Melzer challenged the county’s determination that those golf cottages don’t constitute commercial development and on that point, she lost.
But the 6,000-square-foot community store is commercial, Administrative Law Judge Francine Ffolkes ruled March 17 after a two-day hearing in December.
While undefined in the county’s growth plan, commercial is banned outside the urban core, she wrote. Ffolkes rejected the county’s argument that the community store wasn’t commercial because it would serve only “residents, guests, and employees” of the development, and be a purely accessory use. She also rejected as irrelevant the argument that a store within the development could reduce traffic outside of it.
“A community store’s ability to reduce traffic impacts does not change the fact that it is a commercial use,” she wrote.
Commercial here means commercial there
If that’s the case, Melzer wrote in her pleadings, adding Rural Lifestyle to uses allowed outside the urban boundary, which the county did, automatically frees future developers to build as much commercial development as they want.
That argument rides on a new definition inserted into growth plan Policy 4.7A.5.
Without Rural Lifestyle it says: “Martin County shall provide reasonable and equitable options for development outside the urban service districts, including agriculture and small scale-service establishments necessary to support rural and agricultural uses.”
That offers no opportunity for commercial development.
But the new definition adds Rural Lifestyle to the list of permitted uses. And Rural Lifestyle has the 6,000-square-foot community store, deemed commercial by the judge, and other uses, such as the golf cottages. Melzer contends the change in that one policy opens the door to any other commercial use a developer could propose.
“I would not be suing if this were all about Discovery,” Melzer said in an interview. “They’re taking down the whole urban boundaries.”
Racetracks and water parks?
Melzer lost at another stab at wording she said paved the way for commercial development.
Among the many requirements the county would put on the developer under the new rules would be to “provide private or public recreation uses and events that support or complement sustainable rural or agricultural lifestyles and local charities or that provide direct environmental benefit, employment or economic opportunities.”
Racetracks and water parks offer “economic opportunities,” Melzer argued, relying on the testimony of her expert witness, Charlie Gauthier.
A racetrack operator, for instance, that announced in May 2022 that it planned a 900-acre development in Martin County could move forward under that interpretation.

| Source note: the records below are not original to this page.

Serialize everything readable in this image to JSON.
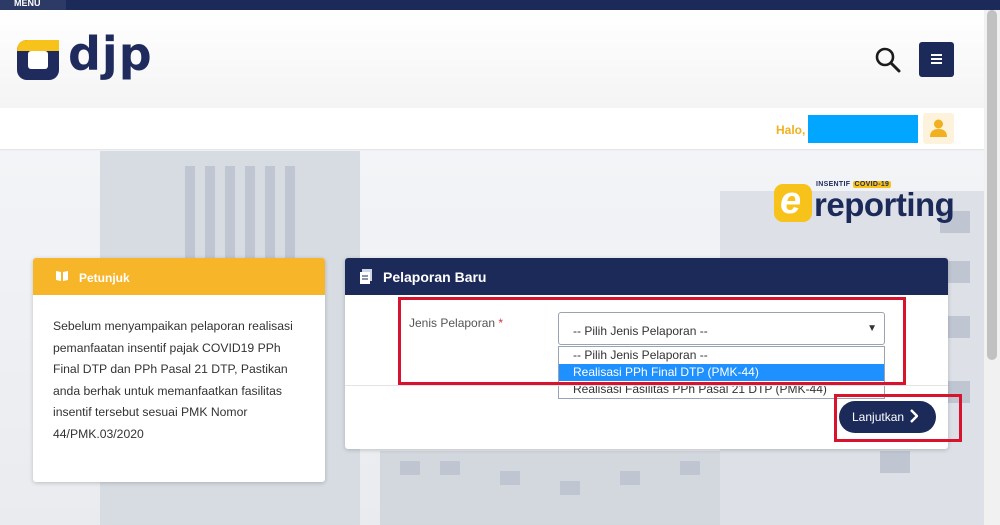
{
  "topbar": {
    "menu_label": "MENU"
  },
  "header": {
    "brand": "djp"
  },
  "userbar": {
    "greeting": "Halo,"
  },
  "ereporting": {
    "small_label": "INSENTIF",
    "badge": "COVID-19",
    "letter": "e",
    "word": "reporting"
  },
  "petunjuk": {
    "title": "Petunjuk",
    "body": "Sebelum menyampaikan pelaporan realisasi pemanfaatan insentif pajak COVID19 PPh Final DTP dan PPh Pasal 21 DTP, Pastikan anda berhak untuk memanfaatkan fasilitas insentif tersebut sesuai PMK Nomor 44/PMK.03/2020"
  },
  "pelaporan": {
    "title": "Pelaporan Baru",
    "field_label": "Jenis Pelaporan",
    "required_mark": "*",
    "selected_value": "-- Pilih Jenis Pelaporan --",
    "options": [
      "-- Pilih Jenis Pelaporan --",
      "Realisasi PPh Final DTP (PMK-44)",
      "Realisasi Fasilitas PPh Pasal 21 DTP (PMK-44)"
    ],
    "highlighted_option_index": 1,
    "next_button": "Lanjutkan"
  },
  "colors": {
    "navy": "#1c2a5a",
    "accent_yellow": "#f7b52a",
    "highlight_red": "#d7132d",
    "option_highlight": "#1e90ff"
  },
  "icons": [
    "search-icon",
    "hamburger-menu-icon",
    "user-icon",
    "book-icon",
    "document-icon",
    "chevron-right-icon",
    "caret-down-icon"
  ]
}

That won’t happen, the judge determined, because “recreational uses” in Rural Lifestyle must “support or complement sustainable rural or agricultural lifestyles.”

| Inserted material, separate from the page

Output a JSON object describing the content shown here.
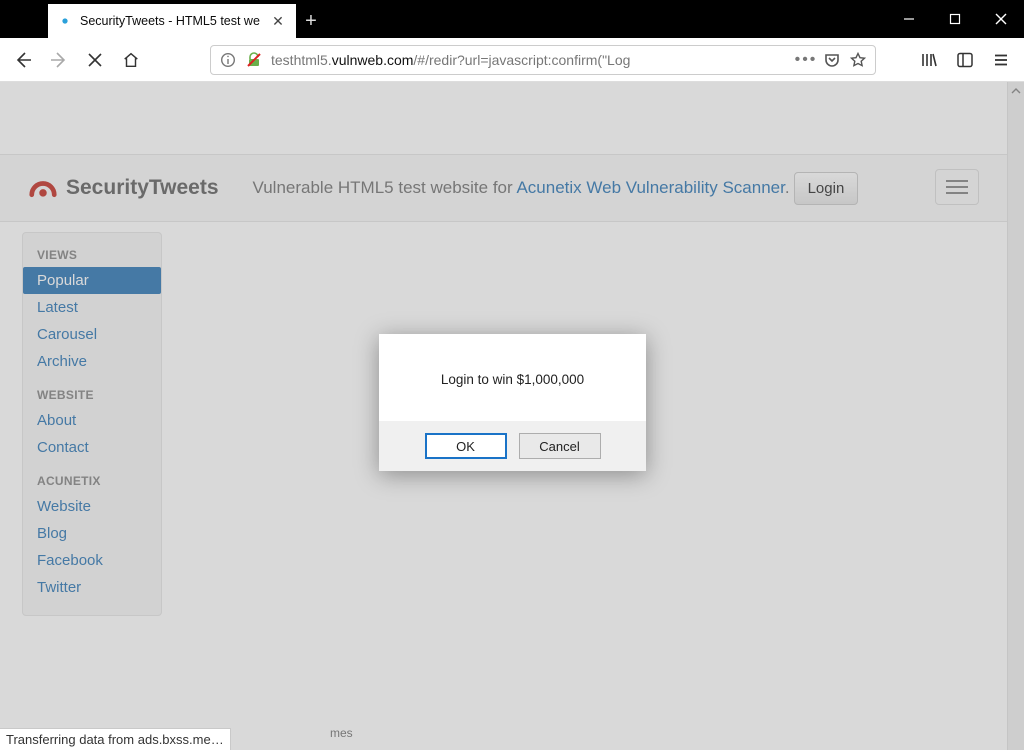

“The text of Rural Lifestyle makes clear that the recreational uses must be tied to the rural community,” Ffolkes wrote.
Discovery’s land planner, she wrote, “persuasively testified” that examples of such recreational uses include trails that connect to a state park, land for equestrian activities and a golf course, all of which Discovery is offering.
After the ruling, Martin County said in a statement that it was pleased that the judge ruled in its favor on all but one issue. The county is evaluating its options and views Rural Lifestyle as a way “to protect what makes Martin County special.”
Efforts to reach Discovery land planner Morris Crady and Discovery’s lawyers went unanswered.
Discovery’s plans remain in limbo. Both sides filed pleadings on Monday to persuade the Florida Cabinet, sitting as the Florida Administration Commission. The commission has final say on challenges to city and county growth plans.
If it is found to be in compliance, the golf course proposals lining up for approvals are likely to move forward.It remains to be seen if those developments would have the right to build public-serving restaurants, hotels or other commercial ventures, as Melzer fears. The county argues they would not.
© 2023 Joel Engelhardt. All rights reserved.